Tournament Mode is a complete multiplayer failure: players take turns playing against each other locally, but not in split-screen – they literally take turns playing the game against each other, one player at a time. Graphically the game is last gen, full of bland graphics throughout the entire game and the audio isn’t any better, even having the game announcers’ voice skipping at times like a scratched audio CD. Long load times between every single action sequence even further drown the little fun to be had here. Even the trophy collection is lacking, with the complete lack of a Platinum trophy and only 17 trophies in total. Why this isn't a PSN release instead of a $50 retail release is utterly baffling.
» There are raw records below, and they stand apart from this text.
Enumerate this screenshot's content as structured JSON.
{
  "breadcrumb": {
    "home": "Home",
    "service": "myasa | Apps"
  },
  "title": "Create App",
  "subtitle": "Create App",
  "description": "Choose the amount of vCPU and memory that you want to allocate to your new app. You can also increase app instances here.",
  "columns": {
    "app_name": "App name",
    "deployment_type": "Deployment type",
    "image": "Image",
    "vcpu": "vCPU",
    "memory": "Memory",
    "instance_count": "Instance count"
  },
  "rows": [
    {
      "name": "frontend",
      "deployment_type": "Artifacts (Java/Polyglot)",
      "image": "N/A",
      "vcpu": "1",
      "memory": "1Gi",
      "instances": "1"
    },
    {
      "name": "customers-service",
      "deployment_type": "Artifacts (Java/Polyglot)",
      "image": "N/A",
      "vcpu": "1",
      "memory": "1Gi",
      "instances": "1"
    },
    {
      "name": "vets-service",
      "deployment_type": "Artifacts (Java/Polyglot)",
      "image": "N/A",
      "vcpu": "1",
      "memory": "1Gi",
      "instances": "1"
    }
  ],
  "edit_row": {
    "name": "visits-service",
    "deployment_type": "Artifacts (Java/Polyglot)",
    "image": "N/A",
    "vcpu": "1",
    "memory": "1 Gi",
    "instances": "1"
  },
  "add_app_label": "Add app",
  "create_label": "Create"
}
Games based on license properties have recently taken a turn for the better with titles such as Batman: Arkham Asylum, Goldeneye 007 for Wii and Toy Story 3. Deadliest Catch: Sea of Chaos falls at the opposite end of the spectrum, offering little more than an uninspired batch of mini-games that cover the basics of crab fishing in the Bering Sea. The highlight of the package is not in the gameplay itself, but that the game includes the tribute episode to fan-favourite Captain Phil Harris who passed away in the last season of the show from an illness. Deadliest Catch fans will find little here to even warrant a rental: not even Move can save this shipwreck.